Sensors require integration of science and technology, not just computing and communications technologies. They are literally a metaphor for digitization.
Unless you are a component maker, the above classifications are not very helpful in choosing sensors. You need to choose them by application type, by functional requirements or by non-functional attributes like longevity of the equipment to which the sensor is attached to.
Sometimes you need composite sensors that do multiple functions in one like this micro-navigation sensor that combines accelerometer, gyroscope, and GPS from Inertial Sense.
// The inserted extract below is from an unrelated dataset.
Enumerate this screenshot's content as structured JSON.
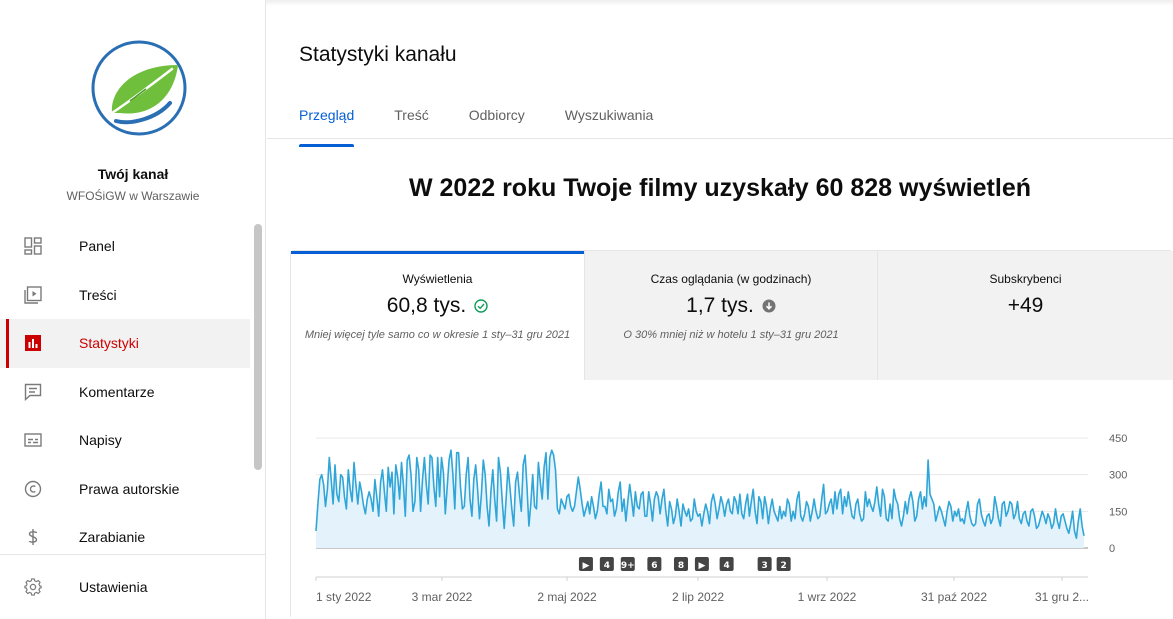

Mostly your device has many sensors embedded in it.
Examples from select verticals:
- Oil & Gas: In process manufacturing or resource industries like oil and gas, flow sensors reign supreme. High and low-precision sensors measure the flows of liquid and gas as well as environmental conditions.
- Automotive: Next to an aircraft, perhaps a car has the most sensors and the number is increasing to support autonomous driving. Even before autonomous vehicles arose, every aspect of a car was being measured, from speed to brake pads to fluid levels. Autonomy requires cars to increase sensing to do more external V2V (vehicle-to-vehicle) and V2I (vehicle-to-infrastructure) sensing using technologies like LiDAR.
- Consumer Devices: The smartphone has about 15 sensors, not counting the cameras that can function as sensors. They measure everything from location, proximity, orientation and environmental conditions.
- Healthcare: Sensors here range from non-invasive trackers and wearables to invasive in vivo sensors that can detect cardiac damage or mutated cells.
Finding the right sensor for an application requires expert domain knowledge of the industry. Accuracy requirements often drive up costs exponentially.
While sensors have existed for longer than the internet itself, sensors have a newfound power with cloud connectivity.
From nano to micro to macro sizes, sensors are artificial eyes feeding our artificial intelligence. Scientific advances in nano sensors and biosensors will unleash a new set of applications that we can only see in science fiction today.
It will take more technology convergence to reach full potential than simply big data and algorithms coming together.